The agreement, signed by MHRA chief executive Dr Ian Hudson, pledges new areas of cooperation and the exchange of information from the UK’s Accelerated Access Review on the regulation of medicine sold online.
Both countries also reviewed their existing cooperation, building on an MOU signed in 2014, which focused on the exchange of medical safety information.
The latest agreement was signed while Hudson was accompanying UK Prime Minister Theresa May on an official visit to China to promote ‘global Britain’ ahead of the upcoming Brexit deadline in March 2019. It was signed in Beijing’s Great Hall of the People with May and China’s Premier Li Keqiang present.
Hudson said: “China is a world leader in the market for raw materials for the pharmaceutical industry and closer collaboration with MHRA will support the promotion of innovation, good practice, and protect UK patients.
“We operate in a global environment and formalising our international relationships helps strengthen regulatory systems to protect public health worldwide.”
The agreement could prove significant if the UK leaves the European Union without reaching an agreement with the European Medicines Agency (EMA). Without being aligned with a larger, multinational regulatory body, the UK risks falling behind in the licensing of new drugs.
Although drug firms are pushing for the UK to remain part of the EMA, in the event of a ‘hard Brexit’ where no deal is reached, the UK could align itself with another regulatory bloc such as the CFDA.
With the majority of drug ingredients manufactured in China and India, Western regulators are increasingly looking for ways to form relationships with China’s pharmaceutical industry.
The US Food and Drugs Administration (FDA) has an established working relationship with the CFDA. In 2014 the two regulators signed an Implementing Arrangement which saw the US triple the number of FDA staff in the country and increase the number of FDA inspections of drug manufacturing facilities.

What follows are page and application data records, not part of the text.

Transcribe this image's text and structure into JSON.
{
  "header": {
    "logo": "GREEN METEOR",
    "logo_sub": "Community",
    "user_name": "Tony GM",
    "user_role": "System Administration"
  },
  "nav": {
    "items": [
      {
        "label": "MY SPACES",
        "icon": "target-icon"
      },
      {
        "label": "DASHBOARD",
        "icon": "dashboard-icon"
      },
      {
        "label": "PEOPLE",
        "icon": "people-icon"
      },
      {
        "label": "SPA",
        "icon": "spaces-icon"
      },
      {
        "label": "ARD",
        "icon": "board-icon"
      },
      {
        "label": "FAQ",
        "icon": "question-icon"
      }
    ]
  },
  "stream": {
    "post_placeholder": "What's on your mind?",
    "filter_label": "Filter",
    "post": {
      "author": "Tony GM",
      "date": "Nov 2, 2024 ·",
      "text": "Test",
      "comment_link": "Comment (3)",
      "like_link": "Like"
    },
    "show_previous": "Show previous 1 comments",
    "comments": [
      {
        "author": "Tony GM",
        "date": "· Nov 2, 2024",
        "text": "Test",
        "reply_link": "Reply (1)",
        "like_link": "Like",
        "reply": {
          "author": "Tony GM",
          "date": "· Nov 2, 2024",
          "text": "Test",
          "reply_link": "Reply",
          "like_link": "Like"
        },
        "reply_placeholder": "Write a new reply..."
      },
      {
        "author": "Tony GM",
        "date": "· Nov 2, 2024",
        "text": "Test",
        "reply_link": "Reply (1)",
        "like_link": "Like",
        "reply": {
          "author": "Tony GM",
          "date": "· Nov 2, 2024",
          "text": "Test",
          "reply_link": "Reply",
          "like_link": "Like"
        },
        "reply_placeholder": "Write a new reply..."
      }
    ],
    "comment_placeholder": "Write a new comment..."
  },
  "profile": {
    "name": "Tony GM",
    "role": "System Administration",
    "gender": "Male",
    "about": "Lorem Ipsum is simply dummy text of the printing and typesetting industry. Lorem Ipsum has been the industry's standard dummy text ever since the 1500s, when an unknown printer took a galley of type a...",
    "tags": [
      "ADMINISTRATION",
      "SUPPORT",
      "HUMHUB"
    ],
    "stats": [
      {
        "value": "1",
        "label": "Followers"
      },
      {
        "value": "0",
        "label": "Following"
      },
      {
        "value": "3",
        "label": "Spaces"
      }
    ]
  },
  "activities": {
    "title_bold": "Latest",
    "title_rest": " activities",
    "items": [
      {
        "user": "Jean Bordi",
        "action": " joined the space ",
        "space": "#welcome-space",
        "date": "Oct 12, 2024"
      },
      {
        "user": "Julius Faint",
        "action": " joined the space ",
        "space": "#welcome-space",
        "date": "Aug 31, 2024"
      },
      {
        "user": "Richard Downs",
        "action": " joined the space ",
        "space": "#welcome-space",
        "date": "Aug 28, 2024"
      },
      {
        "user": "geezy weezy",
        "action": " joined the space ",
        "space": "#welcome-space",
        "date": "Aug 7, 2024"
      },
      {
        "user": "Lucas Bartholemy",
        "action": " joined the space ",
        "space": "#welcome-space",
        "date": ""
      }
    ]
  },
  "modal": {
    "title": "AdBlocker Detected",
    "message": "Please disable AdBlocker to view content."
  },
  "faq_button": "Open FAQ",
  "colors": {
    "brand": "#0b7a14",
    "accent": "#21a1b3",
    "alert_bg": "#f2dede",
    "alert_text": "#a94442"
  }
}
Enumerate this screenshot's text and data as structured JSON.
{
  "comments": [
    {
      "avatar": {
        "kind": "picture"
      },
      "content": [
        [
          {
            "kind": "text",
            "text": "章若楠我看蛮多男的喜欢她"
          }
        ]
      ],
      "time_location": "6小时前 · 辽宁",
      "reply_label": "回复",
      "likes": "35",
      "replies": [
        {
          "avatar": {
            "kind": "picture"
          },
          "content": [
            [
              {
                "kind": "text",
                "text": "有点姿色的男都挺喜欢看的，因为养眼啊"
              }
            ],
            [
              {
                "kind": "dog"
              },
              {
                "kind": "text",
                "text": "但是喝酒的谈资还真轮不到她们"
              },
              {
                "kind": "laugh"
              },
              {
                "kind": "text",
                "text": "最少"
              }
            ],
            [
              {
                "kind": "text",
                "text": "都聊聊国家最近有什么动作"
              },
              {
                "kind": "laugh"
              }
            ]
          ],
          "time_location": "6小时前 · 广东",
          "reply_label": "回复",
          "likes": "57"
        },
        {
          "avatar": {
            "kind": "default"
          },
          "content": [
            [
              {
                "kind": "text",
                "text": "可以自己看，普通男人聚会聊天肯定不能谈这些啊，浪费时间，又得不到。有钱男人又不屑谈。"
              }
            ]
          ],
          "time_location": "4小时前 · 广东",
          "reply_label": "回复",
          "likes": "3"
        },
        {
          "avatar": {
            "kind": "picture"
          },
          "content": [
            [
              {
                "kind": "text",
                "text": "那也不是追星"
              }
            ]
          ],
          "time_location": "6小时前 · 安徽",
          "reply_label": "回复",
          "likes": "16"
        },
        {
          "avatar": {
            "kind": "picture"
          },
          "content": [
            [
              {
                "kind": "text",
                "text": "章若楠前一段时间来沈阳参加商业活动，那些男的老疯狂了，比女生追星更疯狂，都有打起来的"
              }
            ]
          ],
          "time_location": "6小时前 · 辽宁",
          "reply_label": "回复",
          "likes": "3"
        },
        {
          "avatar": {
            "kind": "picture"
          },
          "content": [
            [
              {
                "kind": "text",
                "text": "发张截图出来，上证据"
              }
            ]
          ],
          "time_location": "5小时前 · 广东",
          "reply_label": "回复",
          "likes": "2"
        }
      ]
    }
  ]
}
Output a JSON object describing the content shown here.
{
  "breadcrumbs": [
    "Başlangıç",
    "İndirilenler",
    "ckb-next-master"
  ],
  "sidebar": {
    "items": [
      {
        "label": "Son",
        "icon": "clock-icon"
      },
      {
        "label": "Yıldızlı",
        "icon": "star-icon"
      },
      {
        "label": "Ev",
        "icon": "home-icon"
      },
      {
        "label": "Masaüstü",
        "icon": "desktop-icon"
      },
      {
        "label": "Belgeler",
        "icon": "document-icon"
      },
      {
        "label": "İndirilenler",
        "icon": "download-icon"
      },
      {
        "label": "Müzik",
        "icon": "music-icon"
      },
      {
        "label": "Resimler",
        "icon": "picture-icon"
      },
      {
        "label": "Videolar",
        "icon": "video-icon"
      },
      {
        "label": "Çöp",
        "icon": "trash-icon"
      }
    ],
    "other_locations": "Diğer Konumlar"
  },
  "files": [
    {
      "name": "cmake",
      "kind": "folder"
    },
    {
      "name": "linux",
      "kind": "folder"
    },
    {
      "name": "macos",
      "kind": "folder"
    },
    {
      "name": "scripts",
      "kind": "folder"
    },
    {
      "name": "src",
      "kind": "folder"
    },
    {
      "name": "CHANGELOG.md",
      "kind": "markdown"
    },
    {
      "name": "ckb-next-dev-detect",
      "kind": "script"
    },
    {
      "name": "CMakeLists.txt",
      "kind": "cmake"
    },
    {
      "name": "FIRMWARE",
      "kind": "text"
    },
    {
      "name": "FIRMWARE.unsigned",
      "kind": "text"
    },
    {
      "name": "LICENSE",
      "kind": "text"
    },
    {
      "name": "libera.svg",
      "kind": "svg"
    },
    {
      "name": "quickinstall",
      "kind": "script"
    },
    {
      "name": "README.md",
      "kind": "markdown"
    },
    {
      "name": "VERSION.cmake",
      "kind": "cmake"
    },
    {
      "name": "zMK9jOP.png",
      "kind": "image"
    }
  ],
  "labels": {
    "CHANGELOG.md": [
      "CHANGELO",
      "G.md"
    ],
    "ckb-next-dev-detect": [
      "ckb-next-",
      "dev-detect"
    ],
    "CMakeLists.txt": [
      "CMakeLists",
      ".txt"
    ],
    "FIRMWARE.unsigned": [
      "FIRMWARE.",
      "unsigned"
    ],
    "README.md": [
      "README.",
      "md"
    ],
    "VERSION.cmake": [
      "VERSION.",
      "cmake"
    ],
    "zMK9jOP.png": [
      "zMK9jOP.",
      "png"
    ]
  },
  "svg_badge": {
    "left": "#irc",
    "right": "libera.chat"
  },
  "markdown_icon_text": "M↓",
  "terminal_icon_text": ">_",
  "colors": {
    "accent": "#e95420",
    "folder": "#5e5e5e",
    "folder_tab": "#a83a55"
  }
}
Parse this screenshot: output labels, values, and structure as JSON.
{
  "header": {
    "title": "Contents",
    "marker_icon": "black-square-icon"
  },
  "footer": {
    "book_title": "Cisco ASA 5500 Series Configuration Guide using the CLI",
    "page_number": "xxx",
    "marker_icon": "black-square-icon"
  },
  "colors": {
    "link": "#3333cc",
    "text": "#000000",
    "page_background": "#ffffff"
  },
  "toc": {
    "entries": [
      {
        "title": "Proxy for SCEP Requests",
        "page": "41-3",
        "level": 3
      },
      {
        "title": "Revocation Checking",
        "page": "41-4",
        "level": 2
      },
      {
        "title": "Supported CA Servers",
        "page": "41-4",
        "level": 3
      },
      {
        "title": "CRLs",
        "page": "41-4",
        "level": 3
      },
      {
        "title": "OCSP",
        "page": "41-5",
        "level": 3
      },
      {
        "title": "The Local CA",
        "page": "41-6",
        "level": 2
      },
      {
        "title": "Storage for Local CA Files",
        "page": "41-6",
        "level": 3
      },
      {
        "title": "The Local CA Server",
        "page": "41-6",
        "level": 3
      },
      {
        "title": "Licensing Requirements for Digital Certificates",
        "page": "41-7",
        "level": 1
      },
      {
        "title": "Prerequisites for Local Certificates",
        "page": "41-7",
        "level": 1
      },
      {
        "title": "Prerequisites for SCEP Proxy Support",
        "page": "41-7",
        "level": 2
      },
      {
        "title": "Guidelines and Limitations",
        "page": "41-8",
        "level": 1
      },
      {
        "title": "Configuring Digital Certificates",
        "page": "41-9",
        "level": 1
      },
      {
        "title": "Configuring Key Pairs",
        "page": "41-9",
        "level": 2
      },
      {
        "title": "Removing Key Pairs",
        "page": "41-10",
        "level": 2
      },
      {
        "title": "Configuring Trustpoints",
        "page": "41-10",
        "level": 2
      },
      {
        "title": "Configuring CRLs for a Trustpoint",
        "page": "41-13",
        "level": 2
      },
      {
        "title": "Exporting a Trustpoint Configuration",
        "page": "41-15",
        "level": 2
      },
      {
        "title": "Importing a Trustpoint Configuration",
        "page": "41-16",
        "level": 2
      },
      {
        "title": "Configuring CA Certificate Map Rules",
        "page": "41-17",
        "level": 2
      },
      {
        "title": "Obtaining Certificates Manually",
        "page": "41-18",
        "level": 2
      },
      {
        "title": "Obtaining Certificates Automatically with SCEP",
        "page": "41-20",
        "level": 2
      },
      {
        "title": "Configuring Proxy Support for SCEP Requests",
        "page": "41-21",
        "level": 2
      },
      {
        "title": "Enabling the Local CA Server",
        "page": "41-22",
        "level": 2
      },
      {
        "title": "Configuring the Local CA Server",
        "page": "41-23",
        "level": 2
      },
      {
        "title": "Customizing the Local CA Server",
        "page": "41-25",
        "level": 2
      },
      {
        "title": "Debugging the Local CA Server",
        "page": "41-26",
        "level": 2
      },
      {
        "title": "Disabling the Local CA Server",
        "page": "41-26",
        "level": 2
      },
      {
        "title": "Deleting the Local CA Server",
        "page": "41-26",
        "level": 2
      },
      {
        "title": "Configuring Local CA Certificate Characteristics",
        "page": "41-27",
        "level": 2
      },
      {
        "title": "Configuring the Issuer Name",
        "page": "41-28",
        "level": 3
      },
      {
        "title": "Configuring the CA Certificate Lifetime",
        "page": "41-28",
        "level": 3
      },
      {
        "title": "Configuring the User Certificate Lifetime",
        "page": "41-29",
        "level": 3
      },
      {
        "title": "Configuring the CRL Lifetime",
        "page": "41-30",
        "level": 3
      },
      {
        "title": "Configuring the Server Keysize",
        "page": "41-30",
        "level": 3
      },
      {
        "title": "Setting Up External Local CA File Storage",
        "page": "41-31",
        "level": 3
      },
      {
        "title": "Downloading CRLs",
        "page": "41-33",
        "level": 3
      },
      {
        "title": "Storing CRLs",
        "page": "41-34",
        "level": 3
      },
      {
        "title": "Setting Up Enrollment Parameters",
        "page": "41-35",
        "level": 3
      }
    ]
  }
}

China is also pursuing greater standardisation in global drug regulation and joined the International Council for Harmonisation of Technical Requirements for Pharmaceuticals for Human Use in 2017. It is also restructuring its clinical trials system to be similar to the FDA’s Investigative New Drug process.